Reports of Citrix layoffs may be overblown
Citrix responded to a report of substantial layoffs that a few positions were eliminated during a marketing restructuring and that no leadership or C-level positions were affected.
Recent news of deep layoffs at Citrix -- including at the senior level -- has likely been overblown.
A story in The Register reported rumors of Citrix layoffs across the U.S. that included senior positions. It stated Citrix was "mysteriously quiet amid whisperings of senior layoffs."
In a statement to SearchVirtualDesktop, Citrix acknowledged some layoffs did occur within the marketing department.
"Some marketing functions changed their organization to better accomplish their new goals, and that included eliminating some positions," Karen Master, senior director of corporate communications and media relations, wrote in an email. She said that 25 positions were affected and, in a follow-up email, that the "restructuring was confined to marketing and no C-level or top leadership positions were eliminated."

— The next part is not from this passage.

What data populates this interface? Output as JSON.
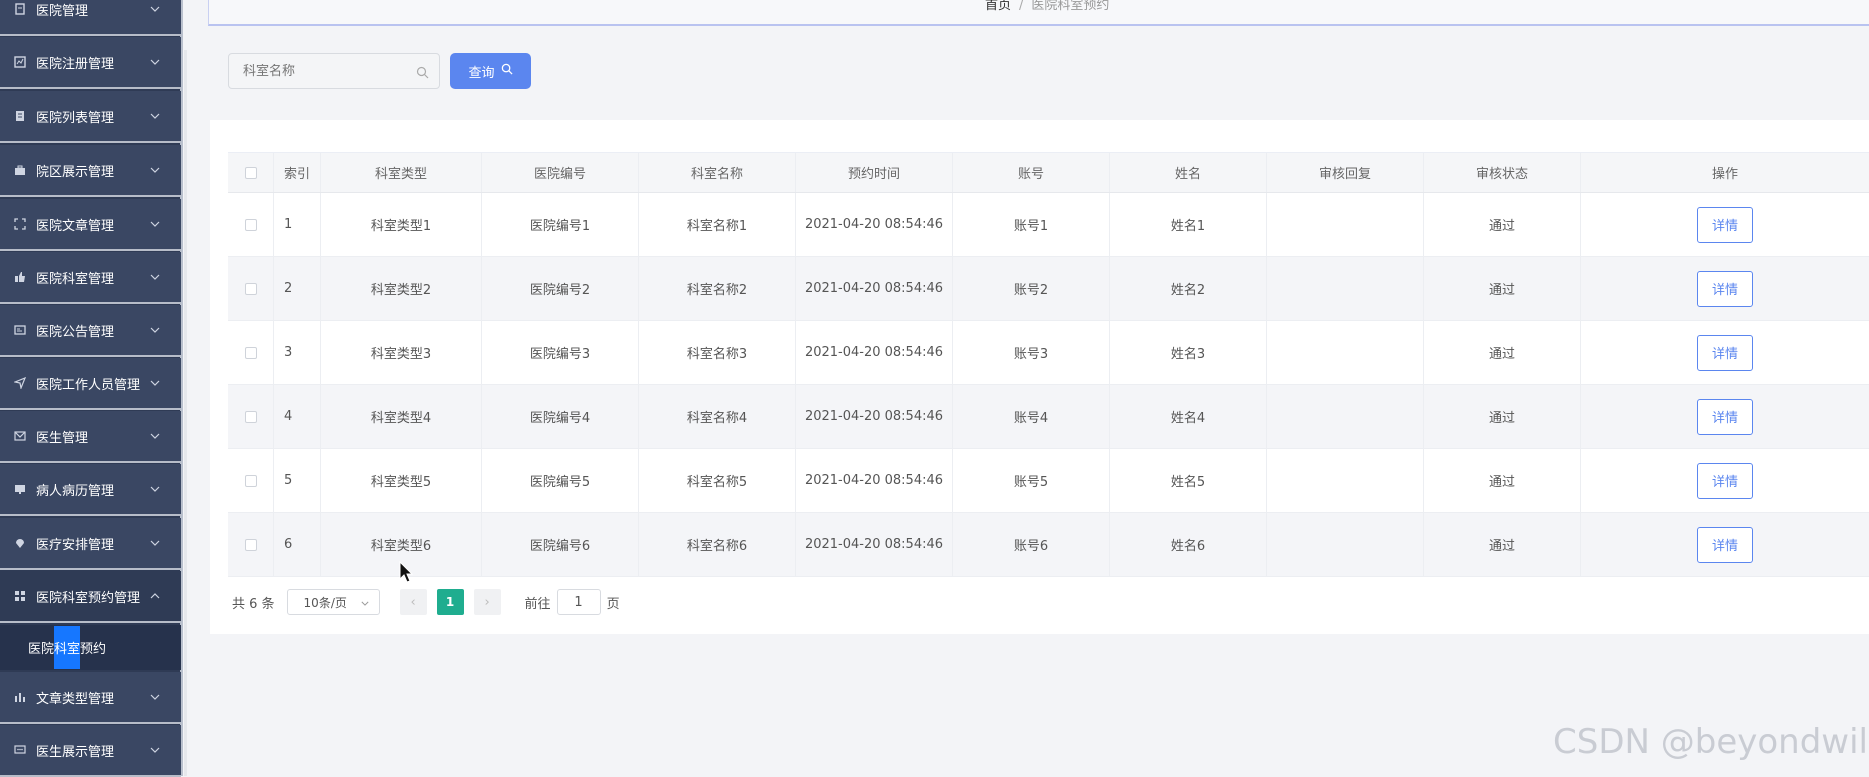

Eric Klein, director at VDC Research Group Inc. in Natick, Mass., wasn't surprised to hear that Citrix was restructuring its marketing department. He noted that the company is in the midst of a significant transition in how it sells and markets its cloud-based software products, and it may have overextended its marketing capacity.

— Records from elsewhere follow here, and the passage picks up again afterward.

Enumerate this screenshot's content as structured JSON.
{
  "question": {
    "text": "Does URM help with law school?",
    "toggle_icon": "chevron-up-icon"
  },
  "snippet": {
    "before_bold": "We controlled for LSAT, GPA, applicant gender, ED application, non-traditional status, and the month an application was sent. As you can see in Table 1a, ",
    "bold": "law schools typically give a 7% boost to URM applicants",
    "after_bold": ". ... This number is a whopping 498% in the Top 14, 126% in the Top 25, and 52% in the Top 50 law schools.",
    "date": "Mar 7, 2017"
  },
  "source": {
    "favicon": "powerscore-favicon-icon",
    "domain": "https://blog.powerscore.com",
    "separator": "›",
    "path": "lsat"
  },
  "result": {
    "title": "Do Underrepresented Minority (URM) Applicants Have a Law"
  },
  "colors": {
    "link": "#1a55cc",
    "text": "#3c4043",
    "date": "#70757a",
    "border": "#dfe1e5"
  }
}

"I would say that the thing that has bitten them a little bit in my estimation is Citrix was too aggressive in growing its marketing organization, hence the need to cut it back a bit," Klein said.
Eric KleinDirector, VDC Research
Still, laying off a handful of midlevel positions may signal the overexuberance of a company trying to sell a subscription-based product to a customer base used to on-premises software, according to Klein.
"Citrix has been making adjustments and has gone all-in on the cloud, like many others," Klein said. "They made adjustments and are changing the way their customers buy their products. That's not unique to them."
Klein added that other moves by Citrix, such as the acquisition of Sapho, are intended to help the company strengthen its subscription-based products. The layoffs and the reining in of the marketing budget as Citrix continues this transition may signal that the efforts haven't worked.
"There have been warning signals," Klein said, adding that he noticed a substantial Citrix presence at Mobile World Congress in 2018, and that presence was much more restrained this year. "It was a little surprising to me. That's a large, prominent vendor, and that's a show you make your presence known at."
Citrix is at a pivotal point in its life, according to Klein. It's working to transform itself from a market leader in on-premises computing into a market leader for end-user computing and virtual computing. It's not alone. Microsoft is also continuing its foray into virtual computing, working both as a full-time partner of Citrix and a part-time competitor.
The layoffs weren't the only Citrix rumor this week. Yesterday, the New York Post reported rumors that Citrix is entertaining the idea of putting itself up for sale. Citrix didn't comment on the Post story but is reportedly bringing in Goldman Sachs to explore options, something Citrix has done in the past.
Still, Klein has seen the necessary steps from Citrix to remain bullish that it can pull off this transformation.
"As far as the messaging and roadmap that I've seen from them in analyst-only events, they're on the right path in evolving their messaging and value proposition," he said. "They're going all-in on Workspace and innovating on that platform in a way that's unique in the market. They had a well-staffed marketing team, and it's not surprising to see people snipped. It's unfortunate, certainly."